[[ DATA RECORDS, beginning ]]
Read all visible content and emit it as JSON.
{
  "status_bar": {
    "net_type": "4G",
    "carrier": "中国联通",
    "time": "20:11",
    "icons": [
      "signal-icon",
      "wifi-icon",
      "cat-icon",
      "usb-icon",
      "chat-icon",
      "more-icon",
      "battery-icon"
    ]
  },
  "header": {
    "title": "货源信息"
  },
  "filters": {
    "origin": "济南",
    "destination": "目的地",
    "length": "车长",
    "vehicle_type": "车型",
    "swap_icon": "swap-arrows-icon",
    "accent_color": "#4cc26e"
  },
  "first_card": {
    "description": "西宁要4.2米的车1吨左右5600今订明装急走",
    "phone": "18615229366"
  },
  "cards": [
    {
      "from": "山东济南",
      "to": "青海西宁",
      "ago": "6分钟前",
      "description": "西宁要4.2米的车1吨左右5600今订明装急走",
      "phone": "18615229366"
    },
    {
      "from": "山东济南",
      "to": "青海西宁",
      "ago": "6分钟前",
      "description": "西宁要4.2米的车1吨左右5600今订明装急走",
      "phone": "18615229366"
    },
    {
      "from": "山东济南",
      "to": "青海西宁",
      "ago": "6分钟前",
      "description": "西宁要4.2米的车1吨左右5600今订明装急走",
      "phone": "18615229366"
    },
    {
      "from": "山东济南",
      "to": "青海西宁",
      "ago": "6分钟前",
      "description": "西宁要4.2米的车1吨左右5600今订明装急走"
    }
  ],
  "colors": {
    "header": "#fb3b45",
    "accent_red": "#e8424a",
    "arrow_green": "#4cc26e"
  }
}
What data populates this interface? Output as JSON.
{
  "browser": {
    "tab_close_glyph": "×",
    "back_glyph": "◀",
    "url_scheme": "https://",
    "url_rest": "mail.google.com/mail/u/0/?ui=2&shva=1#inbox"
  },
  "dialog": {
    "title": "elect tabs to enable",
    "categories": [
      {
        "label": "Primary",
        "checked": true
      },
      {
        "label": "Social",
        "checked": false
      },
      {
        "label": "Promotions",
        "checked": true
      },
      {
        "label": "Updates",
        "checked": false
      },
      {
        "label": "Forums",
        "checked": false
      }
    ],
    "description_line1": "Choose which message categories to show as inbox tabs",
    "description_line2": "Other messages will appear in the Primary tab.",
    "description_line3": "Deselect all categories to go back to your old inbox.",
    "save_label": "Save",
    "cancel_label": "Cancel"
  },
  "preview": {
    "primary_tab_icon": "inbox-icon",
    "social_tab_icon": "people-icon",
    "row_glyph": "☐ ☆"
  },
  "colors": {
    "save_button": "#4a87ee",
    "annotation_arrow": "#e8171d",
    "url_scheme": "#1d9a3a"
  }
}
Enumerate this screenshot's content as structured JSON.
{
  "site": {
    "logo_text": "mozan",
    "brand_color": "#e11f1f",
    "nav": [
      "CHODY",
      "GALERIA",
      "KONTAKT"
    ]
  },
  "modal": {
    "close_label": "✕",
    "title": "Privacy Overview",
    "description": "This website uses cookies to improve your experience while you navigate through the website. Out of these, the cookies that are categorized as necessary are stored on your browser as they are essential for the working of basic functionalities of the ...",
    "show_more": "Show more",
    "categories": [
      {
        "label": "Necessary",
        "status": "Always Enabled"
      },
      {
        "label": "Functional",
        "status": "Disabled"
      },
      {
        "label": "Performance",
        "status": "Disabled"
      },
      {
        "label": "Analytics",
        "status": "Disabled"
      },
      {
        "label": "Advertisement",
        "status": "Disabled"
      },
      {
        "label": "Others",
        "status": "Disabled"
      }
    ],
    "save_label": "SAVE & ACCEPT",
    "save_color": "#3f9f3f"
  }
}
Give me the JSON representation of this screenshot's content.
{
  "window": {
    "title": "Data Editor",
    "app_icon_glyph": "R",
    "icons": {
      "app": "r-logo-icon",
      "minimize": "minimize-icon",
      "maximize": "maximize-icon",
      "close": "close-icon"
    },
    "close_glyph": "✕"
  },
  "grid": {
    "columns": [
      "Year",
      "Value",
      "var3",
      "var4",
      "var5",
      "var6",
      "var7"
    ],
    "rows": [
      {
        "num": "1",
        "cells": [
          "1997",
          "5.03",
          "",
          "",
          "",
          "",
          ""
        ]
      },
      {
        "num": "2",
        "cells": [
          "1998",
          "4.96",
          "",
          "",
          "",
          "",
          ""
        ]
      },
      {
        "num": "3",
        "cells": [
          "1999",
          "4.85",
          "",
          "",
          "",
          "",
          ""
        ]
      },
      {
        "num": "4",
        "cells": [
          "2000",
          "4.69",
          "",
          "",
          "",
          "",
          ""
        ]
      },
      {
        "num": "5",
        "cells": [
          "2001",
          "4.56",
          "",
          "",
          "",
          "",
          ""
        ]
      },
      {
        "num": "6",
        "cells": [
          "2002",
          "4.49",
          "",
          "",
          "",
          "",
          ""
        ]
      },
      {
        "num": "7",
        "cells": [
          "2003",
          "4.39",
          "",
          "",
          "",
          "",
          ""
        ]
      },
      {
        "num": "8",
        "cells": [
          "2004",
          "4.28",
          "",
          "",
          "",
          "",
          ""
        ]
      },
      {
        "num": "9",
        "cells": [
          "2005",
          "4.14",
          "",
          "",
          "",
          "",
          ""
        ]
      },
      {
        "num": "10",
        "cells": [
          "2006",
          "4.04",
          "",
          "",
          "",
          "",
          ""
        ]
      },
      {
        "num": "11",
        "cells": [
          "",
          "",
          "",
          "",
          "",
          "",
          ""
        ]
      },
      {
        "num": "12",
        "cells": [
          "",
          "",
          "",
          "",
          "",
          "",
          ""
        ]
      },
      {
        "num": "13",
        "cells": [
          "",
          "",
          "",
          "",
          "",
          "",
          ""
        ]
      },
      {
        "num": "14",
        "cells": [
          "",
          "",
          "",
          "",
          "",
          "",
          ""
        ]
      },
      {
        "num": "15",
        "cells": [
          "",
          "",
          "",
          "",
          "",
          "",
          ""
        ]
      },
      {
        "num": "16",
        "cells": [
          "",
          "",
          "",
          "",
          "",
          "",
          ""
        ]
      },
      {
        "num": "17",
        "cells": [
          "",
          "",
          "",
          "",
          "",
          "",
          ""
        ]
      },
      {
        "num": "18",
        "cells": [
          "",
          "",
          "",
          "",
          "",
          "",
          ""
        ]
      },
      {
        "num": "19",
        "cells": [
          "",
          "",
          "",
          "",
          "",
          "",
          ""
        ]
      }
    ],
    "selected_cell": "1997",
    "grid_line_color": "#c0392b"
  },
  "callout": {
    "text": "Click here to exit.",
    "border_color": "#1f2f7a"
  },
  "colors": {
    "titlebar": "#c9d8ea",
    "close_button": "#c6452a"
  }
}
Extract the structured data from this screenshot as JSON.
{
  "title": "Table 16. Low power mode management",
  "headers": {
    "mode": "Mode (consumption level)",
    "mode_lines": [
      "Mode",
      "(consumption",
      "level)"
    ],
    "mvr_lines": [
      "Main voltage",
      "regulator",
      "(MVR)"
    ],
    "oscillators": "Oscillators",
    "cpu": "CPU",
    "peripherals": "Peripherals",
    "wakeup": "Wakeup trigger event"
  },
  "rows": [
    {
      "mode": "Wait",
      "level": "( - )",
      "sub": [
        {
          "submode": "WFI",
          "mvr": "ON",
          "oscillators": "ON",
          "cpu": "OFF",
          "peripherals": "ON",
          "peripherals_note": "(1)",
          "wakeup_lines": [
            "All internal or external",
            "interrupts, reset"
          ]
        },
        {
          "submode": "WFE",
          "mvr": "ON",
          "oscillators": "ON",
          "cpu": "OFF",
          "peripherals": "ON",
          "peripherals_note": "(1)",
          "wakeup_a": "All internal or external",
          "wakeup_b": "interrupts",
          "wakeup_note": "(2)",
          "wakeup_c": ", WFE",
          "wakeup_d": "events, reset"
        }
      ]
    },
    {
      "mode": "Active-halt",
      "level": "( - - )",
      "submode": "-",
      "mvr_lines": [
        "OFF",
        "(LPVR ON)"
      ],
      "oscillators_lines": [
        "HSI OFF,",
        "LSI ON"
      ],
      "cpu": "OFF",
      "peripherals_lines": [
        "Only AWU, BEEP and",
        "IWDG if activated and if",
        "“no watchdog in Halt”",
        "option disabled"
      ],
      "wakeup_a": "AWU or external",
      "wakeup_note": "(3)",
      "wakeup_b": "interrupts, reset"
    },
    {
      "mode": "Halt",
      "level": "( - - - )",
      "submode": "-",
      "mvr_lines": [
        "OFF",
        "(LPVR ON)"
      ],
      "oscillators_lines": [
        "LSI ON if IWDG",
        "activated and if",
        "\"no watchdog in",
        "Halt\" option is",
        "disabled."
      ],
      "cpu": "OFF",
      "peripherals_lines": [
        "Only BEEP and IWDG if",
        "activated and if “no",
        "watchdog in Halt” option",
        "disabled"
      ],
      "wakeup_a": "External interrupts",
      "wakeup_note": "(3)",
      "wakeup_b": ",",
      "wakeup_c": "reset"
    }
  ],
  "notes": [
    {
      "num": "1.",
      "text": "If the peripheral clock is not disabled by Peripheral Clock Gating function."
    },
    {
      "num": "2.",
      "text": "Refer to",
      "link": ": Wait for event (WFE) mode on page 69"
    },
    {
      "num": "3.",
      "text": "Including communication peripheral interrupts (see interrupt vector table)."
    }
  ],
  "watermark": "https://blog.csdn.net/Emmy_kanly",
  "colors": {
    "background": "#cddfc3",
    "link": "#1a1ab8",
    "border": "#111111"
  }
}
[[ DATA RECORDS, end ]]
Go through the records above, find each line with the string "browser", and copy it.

  "browser": {
    "description": "This website uses cookies to improve your experience while you navigate through the website. Out of these, the cookies that are categorized as necessary are stored on your browser as they are essential for the working of basic functionalities of the ...",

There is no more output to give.